(Beginning of Input for this task)

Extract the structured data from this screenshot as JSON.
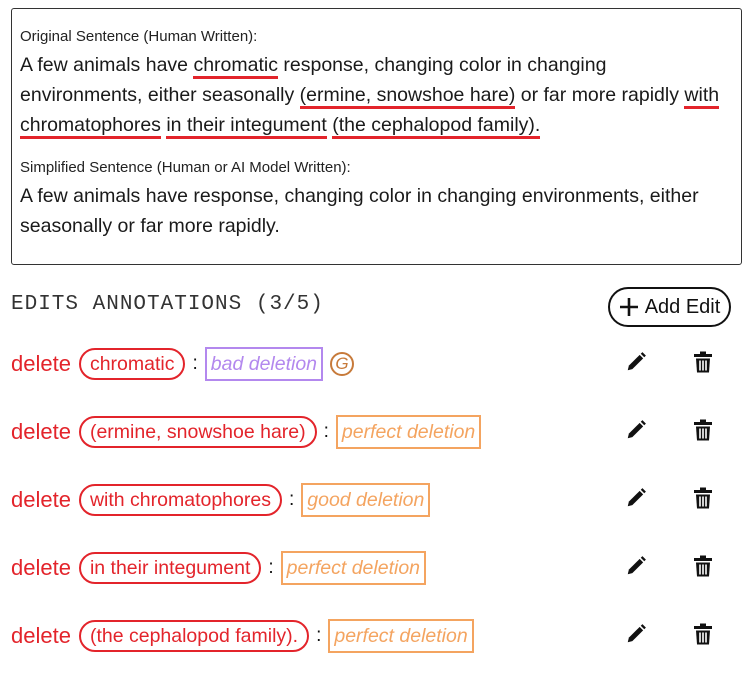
{
  "original": {
    "label": "Original Sentence (Human Written):",
    "segments": [
      {
        "text": "A few animals have ",
        "hl": false
      },
      {
        "text": "chromatic",
        "hl": true
      },
      {
        "text": " response, changing color in changing environments, either seasonally ",
        "hl": false
      },
      {
        "text": "(ermine, snowshoe hare)",
        "hl": true
      },
      {
        "text": " or far more rapidly ",
        "hl": false
      },
      {
        "text": "with chromatophores",
        "hl": true
      },
      {
        "text": " ",
        "hl": false
      },
      {
        "text": "in their integument",
        "hl": true
      },
      {
        "text": " ",
        "hl": false
      },
      {
        "text": "(the cephalopod family).",
        "hl": true
      }
    ]
  },
  "simplified": {
    "label": "Simplified Sentence (Human or AI Model Written):",
    "text": "A few animals have response, changing color in changing environments, either seasonally or far more rapidly."
  },
  "annotations": {
    "header": "EDITS ANNOTATIONS (3/5)",
    "add_label": "Add Edit"
  },
  "edits": [
    {
      "op": "delete",
      "span": "chromatic",
      "sep": ":",
      "rating": "bad deletion",
      "rating_kind": "bad",
      "badge": "G"
    },
    {
      "op": "delete",
      "span": "(ermine, snowshoe hare)",
      "sep": ":",
      "rating": "perfect deletion",
      "rating_kind": "good"
    },
    {
      "op": "delete",
      "span": "with chromatophores",
      "sep": ":",
      "rating": "good deletion",
      "rating_kind": "good"
    },
    {
      "op": "delete",
      "span": "in their integument",
      "sep": ":",
      "rating": "perfect deletion",
      "rating_kind": "good"
    },
    {
      "op": "delete",
      "span": "(the cephalopod family).",
      "sep": ":",
      "rating": "perfect deletion",
      "rating_kind": "good"
    }
  ],
  "colors": {
    "highlight": "#e3242b",
    "bad_rating": "#b388ee",
    "good_rating": "#f4a460",
    "badge": "#c77a3a"
  },
  "icons": {
    "edit": "pencil-icon",
    "delete": "trash-icon",
    "add": "plus-icon"
  }
}
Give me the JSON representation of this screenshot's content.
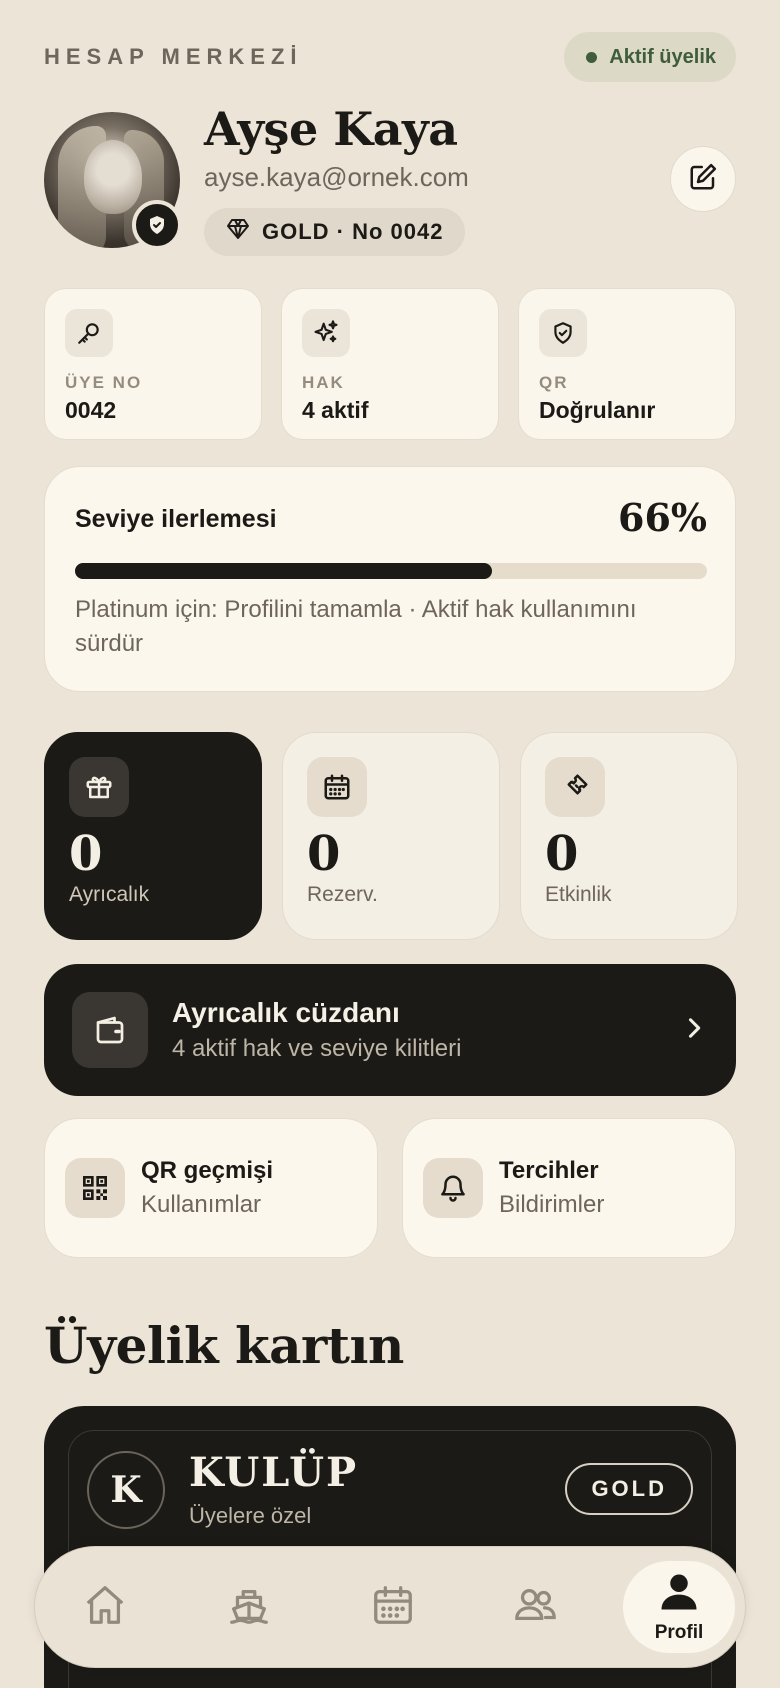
{
  "header": {
    "label": "HESAP MERKEZİ",
    "status": "Aktif üyelik"
  },
  "profile": {
    "name": "Ayşe Kaya",
    "email": "ayse.kaya@ornek.com",
    "tier": "GOLD · No 0042"
  },
  "info_cards": [
    {
      "key": "ÜYE NO",
      "value": "0042",
      "icon": "key-icon"
    },
    {
      "key": "HAK",
      "value": "4 aktif",
      "icon": "sparkles-icon"
    },
    {
      "key": "QR",
      "value": "Doğrulanır",
      "icon": "shield-check-icon"
    }
  ],
  "progress": {
    "title": "Seviye ilerlemesi",
    "percent_label": "66%",
    "percent": 66,
    "hint": "Platinum için: Profilini tamamla · Aktif hak kullanımını sürdür"
  },
  "stats": [
    {
      "value": "0",
      "label": "Ayrıcalık",
      "icon": "gift-icon"
    },
    {
      "value": "0",
      "label": "Rezerv.",
      "icon": "calendar-icon"
    },
    {
      "value": "0",
      "label": "Etkinlik",
      "icon": "ticket-icon"
    }
  ],
  "wallet": {
    "title": "Ayrıcalık cüzdanı",
    "subtitle": "4 aktif hak ve seviye kilitleri"
  },
  "shortcuts": [
    {
      "title": "QR geçmişi",
      "subtitle": "Kullanımlar",
      "icon": "qr-code-icon"
    },
    {
      "title": "Tercihler",
      "subtitle": "Bildirimler",
      "icon": "bell-icon"
    }
  ],
  "membership": {
    "section_title": "Üyelik kartın",
    "logo_letter": "K",
    "club_name": "KULÜP",
    "club_subtitle": "Üyelere özel",
    "tier": "GOLD"
  },
  "nav": {
    "items": [
      "home-icon",
      "ship-icon",
      "calendar-icon",
      "users-icon"
    ],
    "active_label": "Profil"
  },
  "colors": {
    "background": "#ece4d7",
    "dark": "#1c1a16",
    "accent_green": "#3f5d3a",
    "card": "#faf6ec"
  }
}
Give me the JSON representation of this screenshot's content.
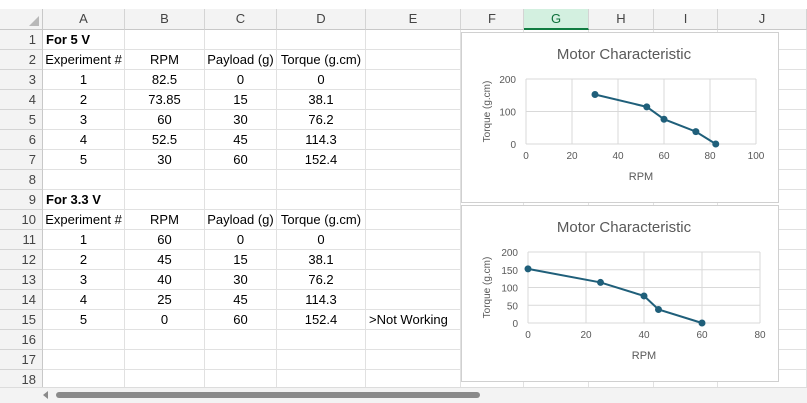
{
  "columns": [
    "A",
    "B",
    "C",
    "D",
    "E",
    "F",
    "G",
    "H",
    "I",
    "J"
  ],
  "selected_column": "G",
  "rows": [
    "1",
    "2",
    "3",
    "4",
    "5",
    "6",
    "7",
    "8",
    "9",
    "10",
    "11",
    "12",
    "13",
    "14",
    "15",
    "16",
    "17",
    "18"
  ],
  "cells": {
    "A1": "For 5 V",
    "A2": "Experiment #",
    "B2": "RPM",
    "C2": "Payload (g)",
    "D2": "Torque (g.cm)",
    "A3": "1",
    "B3": "82.5",
    "C3": "0",
    "D3": "0",
    "A4": "2",
    "B4": "73.85",
    "C4": "15",
    "D4": "38.1",
    "A5": "3",
    "B5": "60",
    "C5": "30",
    "D5": "76.2",
    "A6": "4",
    "B6": "52.5",
    "C6": "45",
    "D6": "114.3",
    "A7": "5",
    "B7": "30",
    "C7": "60",
    "D7": "152.4",
    "A9": "For 3.3 V",
    "A10": "Experiment #",
    "B10": "RPM",
    "C10": "Payload (g)",
    "D10": "Torque (g.cm)",
    "A11": "1",
    "B11": "60",
    "C11": "0",
    "D11": "0",
    "A12": "2",
    "B12": "45",
    "C12": "15",
    "D12": "38.1",
    "A13": "3",
    "B13": "40",
    "C13": "30",
    "D13": "76.2",
    "A14": "4",
    "B14": "25",
    "C14": "45",
    "D14": "114.3",
    "A15": "5",
    "B15": "0",
    "C15": "60",
    "D15": "152.4",
    "E15": ">Not Working"
  },
  "chart_data": [
    {
      "type": "scatter",
      "title": "Motor Characteristic",
      "xlabel": "RPM",
      "ylabel": "Torque (g.cm)",
      "xlim": [
        0,
        100
      ],
      "ylim": [
        0,
        200
      ],
      "xticks": [
        "0",
        "20",
        "40",
        "60",
        "80",
        "100"
      ],
      "yticks": [
        "0",
        "100",
        "200"
      ],
      "grid": true,
      "series": [
        {
          "x": [
            82.5,
            73.85,
            60,
            52.5,
            30
          ],
          "y": [
            0,
            38.1,
            76.2,
            114.3,
            152.4
          ],
          "color": "#1f5f7a"
        }
      ]
    },
    {
      "type": "scatter",
      "title": "Motor Characteristic",
      "xlabel": "RPM",
      "ylabel": "Torque (g.cm)",
      "xlim": [
        0,
        80
      ],
      "ylim": [
        0,
        200
      ],
      "xticks": [
        "0",
        "20",
        "40",
        "60",
        "80"
      ],
      "yticks": [
        "0",
        "50",
        "100",
        "150",
        "200"
      ],
      "grid": true,
      "series": [
        {
          "x": [
            60,
            45,
            40,
            25,
            0
          ],
          "y": [
            0,
            38.1,
            76.2,
            114.3,
            152.4
          ],
          "color": "#1f5f7a"
        }
      ]
    }
  ],
  "colors": {
    "selected_header": "#107c41",
    "series": "#1f5f7a",
    "grid": "#d9d9d9"
  }
}
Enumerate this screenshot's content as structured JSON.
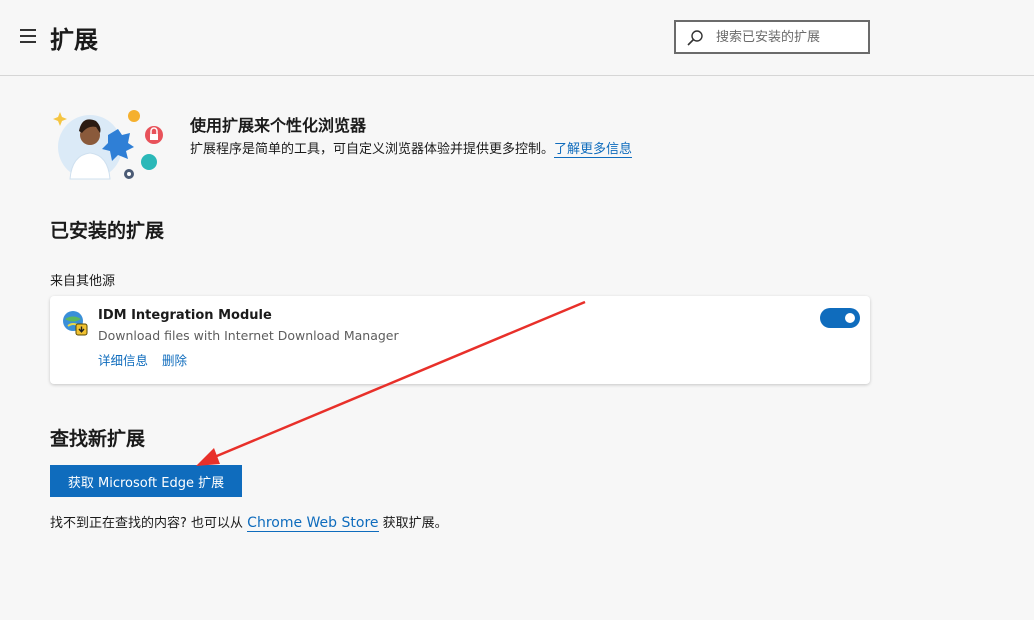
{
  "header": {
    "title": "扩展",
    "search_placeholder": "搜索已安装的扩展"
  },
  "intro": {
    "title": "使用扩展来个性化浏览器",
    "description": "扩展程序是简单的工具，可自定义浏览器体验并提供更多控制。",
    "learn_more": "了解更多信息"
  },
  "installed": {
    "heading": "已安装的扩展",
    "source_label": "来自其他源",
    "extensions": [
      {
        "name": "IDM Integration Module",
        "description": "Download files with Internet Download Manager",
        "details_label": "详细信息",
        "remove_label": "删除",
        "enabled": true
      }
    ]
  },
  "find": {
    "heading": "查找新扩展",
    "button_label": "获取 Microsoft Edge 扩展",
    "prefix": "找不到正在查找的内容? 也可以从 ",
    "store_link": "Chrome Web Store",
    "suffix": " 获取扩展。"
  },
  "colors": {
    "accent": "#0f6cbd",
    "annotation_arrow": "#e8302a"
  }
}
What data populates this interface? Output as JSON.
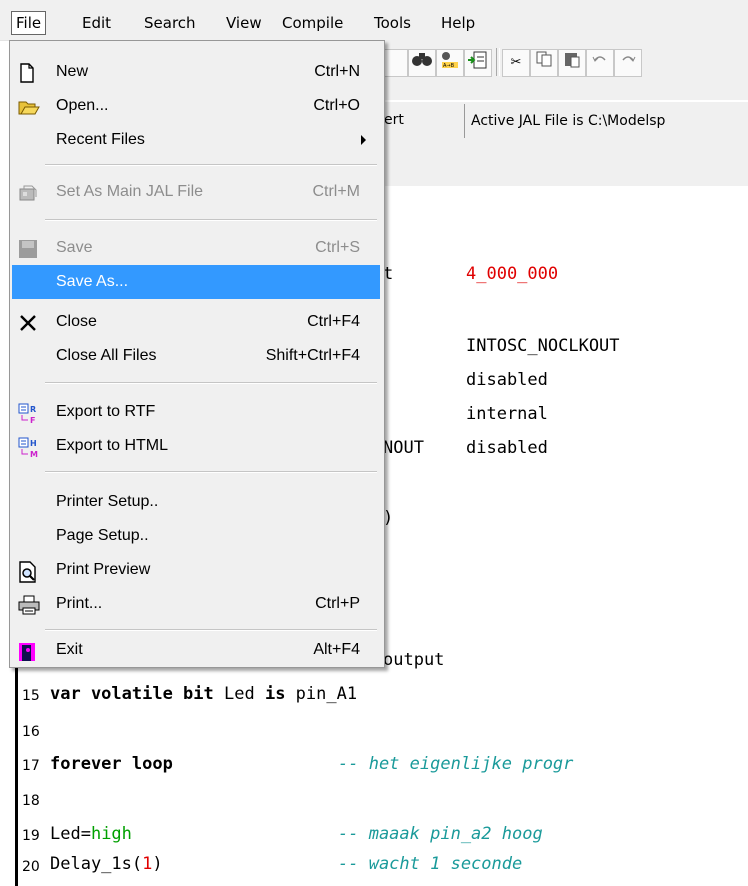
{
  "menubar": [
    "File",
    "Edit",
    "Search",
    "View",
    "Compile",
    "Tools",
    "Help"
  ],
  "file_menu": {
    "new": {
      "label": "New",
      "shortcut": "Ctrl+N"
    },
    "open": {
      "label": "Open...",
      "shortcut": "Ctrl+O"
    },
    "recent": {
      "label": "Recent Files"
    },
    "set_main": {
      "label": "Set As Main JAL File",
      "shortcut": "Ctrl+M"
    },
    "save": {
      "label": "Save",
      "shortcut": "Ctrl+S"
    },
    "save_as": {
      "label": "Save As..."
    },
    "close": {
      "label": "Close",
      "shortcut": "Ctrl+F4"
    },
    "close_all": {
      "label": "Close All Files",
      "shortcut": "Shift+Ctrl+F4"
    },
    "export_rtf": {
      "label": "Export to RTF"
    },
    "export_html": {
      "label": "Export to HTML"
    },
    "printer_setup": {
      "label": "Printer Setup.."
    },
    "page_setup": {
      "label": "Page Setup.."
    },
    "print_preview": {
      "label": "Print Preview"
    },
    "print": {
      "label": "Print...",
      "shortcut": "Ctrl+P"
    },
    "exit": {
      "label": "Exit",
      "shortcut": "Alt+F4"
    }
  },
  "statusbar": {
    "insert": "ert",
    "active_file": "Active JAL File is C:\\Modelsp"
  },
  "code": {
    "l_clock_tail": "t",
    "l_clock_val": "4_000_000",
    "l_osc_val": "INTOSC_NOCLKOUT",
    "l_wdt_val": "disabled",
    "l_mclr_val": "internal",
    "l_clkout_tail": "NOUT",
    "l_clkout_val": "disabled",
    "l_paren": ")",
    "l13_tail": "output",
    "n15": "15",
    "l15_a": "var volatile bit ",
    "l15_b": "Led ",
    "l15_c": "is ",
    "l15_d": "pin_A1",
    "n16": "16",
    "n17": "17",
    "l17_a": "forever loop",
    "l17_c": "-- het eigenlijke progr",
    "n18": "18",
    "n19": "19",
    "l19_a": "Led=",
    "l19_b": "high",
    "l19_c": "-- maaak pin_a2 hoog",
    "n20": "20",
    "l20_a": "Delay_1s(",
    "l20_b": "1",
    "l20_c": ")",
    "l20_d": "-- wacht 1 seconde"
  }
}
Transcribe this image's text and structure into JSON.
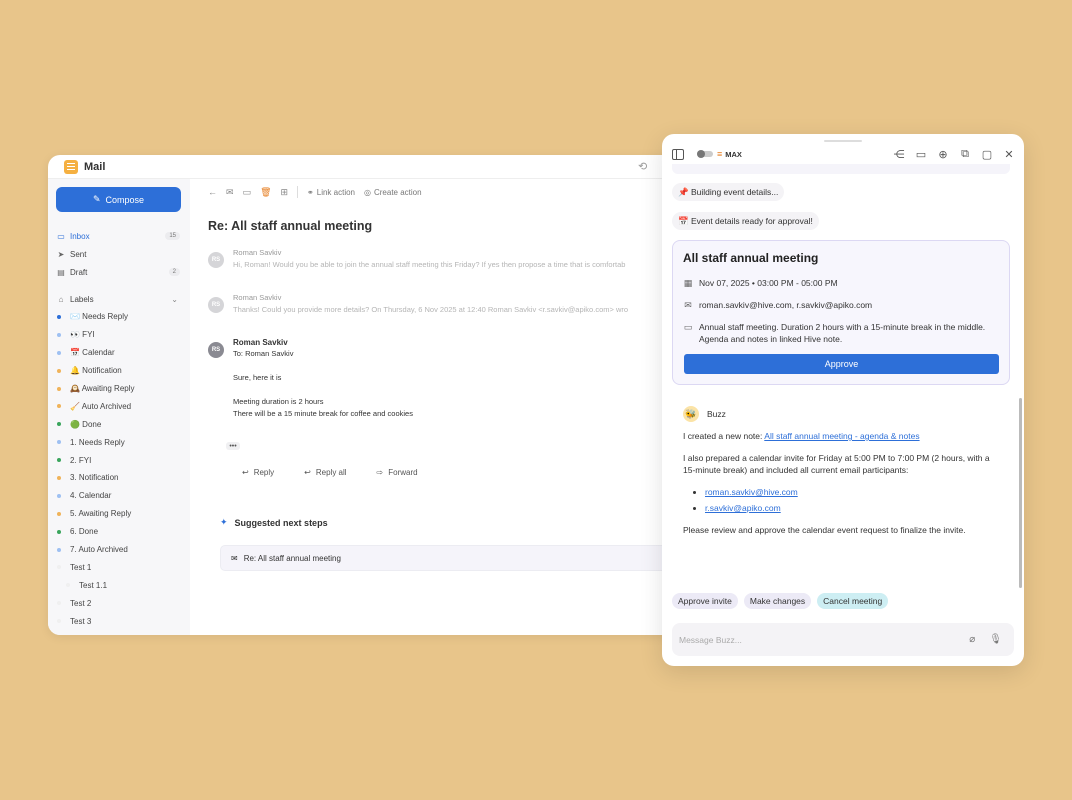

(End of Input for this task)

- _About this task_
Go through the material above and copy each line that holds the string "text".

- _Reply_
        "text": "A few animals have ",
        "text": "chromatic",
        "text": " response, changing color in changing environments, either seasonally ",
        "text": "(ermine, snowshoe hare)",
        "text": " or far more rapidly ",
        "text": "with chromatophores",
        "text": " ",
        "text": "in their integument",
        "text": " ",
        "text": "(the cephalopod family).",
    "text": "A few animals have response, changing color in changing environments, either seasonally or far more rapidly."
Transcribe this image's text and structure into JSON.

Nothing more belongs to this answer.